◆ Given data
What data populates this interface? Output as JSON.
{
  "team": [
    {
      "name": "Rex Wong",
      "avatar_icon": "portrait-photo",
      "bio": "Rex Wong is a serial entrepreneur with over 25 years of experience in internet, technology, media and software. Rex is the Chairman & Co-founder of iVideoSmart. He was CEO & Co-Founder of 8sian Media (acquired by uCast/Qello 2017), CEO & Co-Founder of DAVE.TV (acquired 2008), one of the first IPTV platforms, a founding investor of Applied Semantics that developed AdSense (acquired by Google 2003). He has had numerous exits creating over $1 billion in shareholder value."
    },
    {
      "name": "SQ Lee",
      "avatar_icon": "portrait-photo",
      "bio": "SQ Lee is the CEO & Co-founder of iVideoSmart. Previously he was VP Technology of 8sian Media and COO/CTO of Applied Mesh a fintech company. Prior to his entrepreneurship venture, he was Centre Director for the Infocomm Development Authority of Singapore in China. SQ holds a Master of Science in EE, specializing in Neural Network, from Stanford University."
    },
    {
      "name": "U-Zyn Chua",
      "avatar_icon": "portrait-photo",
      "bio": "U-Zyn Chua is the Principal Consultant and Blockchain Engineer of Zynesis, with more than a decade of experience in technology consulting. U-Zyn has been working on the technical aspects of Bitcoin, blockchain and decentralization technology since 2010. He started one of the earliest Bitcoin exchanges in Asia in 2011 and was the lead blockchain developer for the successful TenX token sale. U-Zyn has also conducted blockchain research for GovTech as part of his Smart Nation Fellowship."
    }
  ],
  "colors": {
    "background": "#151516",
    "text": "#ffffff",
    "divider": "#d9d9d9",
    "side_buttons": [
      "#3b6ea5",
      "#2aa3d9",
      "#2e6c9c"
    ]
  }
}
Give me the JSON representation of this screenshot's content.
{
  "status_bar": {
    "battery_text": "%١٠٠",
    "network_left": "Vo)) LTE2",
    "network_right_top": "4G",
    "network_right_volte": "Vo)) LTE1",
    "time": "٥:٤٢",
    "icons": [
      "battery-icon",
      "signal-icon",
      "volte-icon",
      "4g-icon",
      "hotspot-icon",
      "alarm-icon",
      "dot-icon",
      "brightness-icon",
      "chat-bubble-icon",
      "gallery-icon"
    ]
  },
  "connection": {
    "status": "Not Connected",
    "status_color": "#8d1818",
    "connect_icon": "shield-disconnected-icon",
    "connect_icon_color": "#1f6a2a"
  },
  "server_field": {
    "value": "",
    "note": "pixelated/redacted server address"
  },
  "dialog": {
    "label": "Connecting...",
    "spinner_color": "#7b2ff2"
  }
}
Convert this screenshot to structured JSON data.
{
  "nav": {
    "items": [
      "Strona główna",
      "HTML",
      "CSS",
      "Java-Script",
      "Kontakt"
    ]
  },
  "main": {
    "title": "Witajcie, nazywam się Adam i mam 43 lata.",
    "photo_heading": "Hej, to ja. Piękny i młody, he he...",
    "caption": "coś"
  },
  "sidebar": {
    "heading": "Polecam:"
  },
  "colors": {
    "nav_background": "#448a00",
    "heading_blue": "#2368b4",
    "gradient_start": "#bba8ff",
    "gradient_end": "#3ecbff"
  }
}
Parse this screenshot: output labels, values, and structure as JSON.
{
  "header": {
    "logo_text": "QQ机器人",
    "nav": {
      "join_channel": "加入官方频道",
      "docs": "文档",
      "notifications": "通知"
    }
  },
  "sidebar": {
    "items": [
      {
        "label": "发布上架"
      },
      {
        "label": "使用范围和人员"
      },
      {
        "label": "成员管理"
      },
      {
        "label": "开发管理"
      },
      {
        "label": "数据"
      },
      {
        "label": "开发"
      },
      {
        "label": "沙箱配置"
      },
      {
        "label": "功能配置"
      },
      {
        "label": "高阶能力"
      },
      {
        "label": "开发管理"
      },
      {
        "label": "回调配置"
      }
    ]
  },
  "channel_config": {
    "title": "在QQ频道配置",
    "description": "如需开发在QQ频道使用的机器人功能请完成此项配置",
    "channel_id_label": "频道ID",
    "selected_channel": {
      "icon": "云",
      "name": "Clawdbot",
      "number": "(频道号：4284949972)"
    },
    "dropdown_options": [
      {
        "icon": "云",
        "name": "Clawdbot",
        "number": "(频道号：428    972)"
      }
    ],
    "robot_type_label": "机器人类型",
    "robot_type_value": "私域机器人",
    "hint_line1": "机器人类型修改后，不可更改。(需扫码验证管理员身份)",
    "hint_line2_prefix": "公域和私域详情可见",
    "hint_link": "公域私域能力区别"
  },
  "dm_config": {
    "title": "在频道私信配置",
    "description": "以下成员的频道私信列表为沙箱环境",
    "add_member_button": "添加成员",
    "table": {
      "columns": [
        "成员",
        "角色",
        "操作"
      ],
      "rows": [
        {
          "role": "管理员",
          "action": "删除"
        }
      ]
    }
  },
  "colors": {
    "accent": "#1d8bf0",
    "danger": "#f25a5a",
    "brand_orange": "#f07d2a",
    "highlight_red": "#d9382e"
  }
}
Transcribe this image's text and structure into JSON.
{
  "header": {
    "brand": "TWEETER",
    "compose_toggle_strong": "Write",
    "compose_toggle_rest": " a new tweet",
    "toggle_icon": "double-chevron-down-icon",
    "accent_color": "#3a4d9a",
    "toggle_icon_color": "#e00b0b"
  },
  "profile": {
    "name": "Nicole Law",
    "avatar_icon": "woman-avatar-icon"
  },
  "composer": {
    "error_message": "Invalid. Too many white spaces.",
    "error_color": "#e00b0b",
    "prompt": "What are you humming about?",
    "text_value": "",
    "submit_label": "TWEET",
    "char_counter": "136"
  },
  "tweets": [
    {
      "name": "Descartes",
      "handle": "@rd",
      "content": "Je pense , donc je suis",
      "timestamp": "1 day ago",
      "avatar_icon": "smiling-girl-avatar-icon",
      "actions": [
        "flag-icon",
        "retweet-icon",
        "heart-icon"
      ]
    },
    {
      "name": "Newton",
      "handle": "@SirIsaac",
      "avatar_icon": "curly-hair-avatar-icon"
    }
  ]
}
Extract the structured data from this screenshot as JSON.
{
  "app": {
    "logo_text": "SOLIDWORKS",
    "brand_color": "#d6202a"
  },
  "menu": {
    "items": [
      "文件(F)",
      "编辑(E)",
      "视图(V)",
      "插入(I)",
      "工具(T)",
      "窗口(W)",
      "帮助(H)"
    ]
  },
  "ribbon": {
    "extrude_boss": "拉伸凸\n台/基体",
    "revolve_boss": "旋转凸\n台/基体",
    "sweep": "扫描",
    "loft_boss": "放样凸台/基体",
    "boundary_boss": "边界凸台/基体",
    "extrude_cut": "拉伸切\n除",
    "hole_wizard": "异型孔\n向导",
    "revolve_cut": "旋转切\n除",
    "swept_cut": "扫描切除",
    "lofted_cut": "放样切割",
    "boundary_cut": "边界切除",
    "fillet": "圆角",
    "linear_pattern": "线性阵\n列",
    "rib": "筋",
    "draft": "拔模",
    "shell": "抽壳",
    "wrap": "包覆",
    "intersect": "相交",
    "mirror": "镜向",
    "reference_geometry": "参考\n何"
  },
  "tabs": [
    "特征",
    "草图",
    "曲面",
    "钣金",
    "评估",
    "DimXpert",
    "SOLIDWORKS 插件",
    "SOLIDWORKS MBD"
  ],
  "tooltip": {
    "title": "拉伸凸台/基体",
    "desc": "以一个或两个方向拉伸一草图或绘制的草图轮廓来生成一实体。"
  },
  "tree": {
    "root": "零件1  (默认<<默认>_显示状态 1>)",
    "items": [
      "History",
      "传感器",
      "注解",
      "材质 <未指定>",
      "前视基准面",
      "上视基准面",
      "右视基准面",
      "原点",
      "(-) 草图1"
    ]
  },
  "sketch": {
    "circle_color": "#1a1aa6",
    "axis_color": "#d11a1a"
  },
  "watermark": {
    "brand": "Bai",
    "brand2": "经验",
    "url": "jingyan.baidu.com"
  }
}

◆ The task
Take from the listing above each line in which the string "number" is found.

◆ Result
      "number": "(频道号：4284949972)"
        "number": "(频道号：428    972)"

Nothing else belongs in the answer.